Confederate Memorial Park

Confederate Memorial Park

Confederate Memorial Park located in Marbury, Alabama, Autauga County, tells the story of Alabama’s Confederate soldier both during the Civil War and afterwards. The park is the site of Alabama’s only Confederate Soldiers’ Home. The site operated from 1902-1939 as a haven for disabled or indigent veterans of the Confederate army, their wives, and widows. The site included 22 buildings consisting of cottages, a hospital, dairy barn, mess hall, an elaborate water and sewage system, and Memorial Hall, an administration building which held offices, a library, and a large auditorium. Features of the 102-acre memorial park site include two cemeteries, Mountain Creek Post Office, Marbury Methodist Church, nature trail, covered pavilions, museum containing artifacts from the Alabama Old Soldiers Home, uniforms, weapons, and equipment used during the Civil War. The majority of veterans served in Alabama outfits, while others moved to Alabama after the war.

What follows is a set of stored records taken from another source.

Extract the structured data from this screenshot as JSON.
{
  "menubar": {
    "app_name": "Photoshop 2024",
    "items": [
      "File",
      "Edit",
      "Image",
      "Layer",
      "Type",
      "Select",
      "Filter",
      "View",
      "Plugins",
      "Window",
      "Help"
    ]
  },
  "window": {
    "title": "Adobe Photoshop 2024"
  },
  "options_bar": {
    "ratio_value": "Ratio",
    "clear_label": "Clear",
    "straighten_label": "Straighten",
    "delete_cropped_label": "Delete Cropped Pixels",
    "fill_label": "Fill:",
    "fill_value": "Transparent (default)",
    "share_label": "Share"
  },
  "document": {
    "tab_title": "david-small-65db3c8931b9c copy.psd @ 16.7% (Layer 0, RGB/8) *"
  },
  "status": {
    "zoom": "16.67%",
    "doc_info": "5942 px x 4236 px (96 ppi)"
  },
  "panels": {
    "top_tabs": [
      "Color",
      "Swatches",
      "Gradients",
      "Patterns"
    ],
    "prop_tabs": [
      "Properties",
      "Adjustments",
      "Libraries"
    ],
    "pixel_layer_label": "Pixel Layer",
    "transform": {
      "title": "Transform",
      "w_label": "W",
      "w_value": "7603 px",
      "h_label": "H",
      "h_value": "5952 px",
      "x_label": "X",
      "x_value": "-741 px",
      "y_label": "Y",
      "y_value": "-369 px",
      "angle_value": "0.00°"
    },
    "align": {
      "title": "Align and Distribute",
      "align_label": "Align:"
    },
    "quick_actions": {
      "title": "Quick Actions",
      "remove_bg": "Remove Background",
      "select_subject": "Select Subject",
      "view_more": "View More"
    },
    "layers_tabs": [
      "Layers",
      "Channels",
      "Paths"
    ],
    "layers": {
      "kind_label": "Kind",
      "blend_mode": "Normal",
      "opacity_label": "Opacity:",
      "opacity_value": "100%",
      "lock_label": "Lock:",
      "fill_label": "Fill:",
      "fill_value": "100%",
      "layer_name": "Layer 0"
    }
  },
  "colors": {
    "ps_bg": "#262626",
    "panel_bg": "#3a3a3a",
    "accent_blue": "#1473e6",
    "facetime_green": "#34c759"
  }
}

Confederate Lt. General Richard Taylor Surrenders In Citronelle Alabama

Confederate Lt. General Richard Taylor Surrenders In Citronelle Alabama
May 4, 1865
Citronelle, Alabama

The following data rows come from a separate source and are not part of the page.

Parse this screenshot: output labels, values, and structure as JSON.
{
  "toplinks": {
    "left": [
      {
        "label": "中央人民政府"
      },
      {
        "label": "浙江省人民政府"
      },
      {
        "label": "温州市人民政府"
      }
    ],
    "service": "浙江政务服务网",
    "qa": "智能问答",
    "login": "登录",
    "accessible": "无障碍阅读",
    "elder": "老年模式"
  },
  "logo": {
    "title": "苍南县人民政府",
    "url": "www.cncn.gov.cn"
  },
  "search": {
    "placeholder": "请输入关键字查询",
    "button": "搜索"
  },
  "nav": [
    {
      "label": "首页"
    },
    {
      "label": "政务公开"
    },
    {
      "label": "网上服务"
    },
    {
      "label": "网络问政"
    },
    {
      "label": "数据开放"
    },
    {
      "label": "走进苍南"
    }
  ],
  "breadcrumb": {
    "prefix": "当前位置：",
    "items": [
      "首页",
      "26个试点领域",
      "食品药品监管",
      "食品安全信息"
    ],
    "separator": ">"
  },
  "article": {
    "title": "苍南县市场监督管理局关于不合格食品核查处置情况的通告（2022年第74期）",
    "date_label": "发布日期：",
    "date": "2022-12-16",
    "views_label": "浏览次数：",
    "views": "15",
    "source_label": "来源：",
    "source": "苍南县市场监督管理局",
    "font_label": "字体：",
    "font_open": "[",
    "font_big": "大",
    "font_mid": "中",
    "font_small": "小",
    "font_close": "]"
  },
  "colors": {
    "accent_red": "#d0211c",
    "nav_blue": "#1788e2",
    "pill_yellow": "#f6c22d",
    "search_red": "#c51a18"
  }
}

At the wars end Confederate Lt. Gen. Richard Taylor held command of the administrative entity called the Department of Alabama, Mississippi, and East Louisiana, with some 12,000 troops. Mobile, Alabama had fallen to Union forces in April of 1865 and Taylor had received news of General Johnston’s surrender to Union General Sherman. Taylor agreed to meet Union Major General E.R.S. Canby for a conference a few miles north of Mobile at Magee Farm, in the town of Kushla, on April 30th at which time they established a truce, terminable after 48 hours notice by either party. The Confederate general arrived at Magee Farm on a handcar propelled by two African Americans. A single officer, Colonel William Levy, accompanied them. General Canby, on the other hand, reached the meeting place accompanied by his staff in dress uniforms, a full brigade of Union troops and a military band. The two generals met 20 miles further north at Citronelle in Mobile County on May 4, 1865.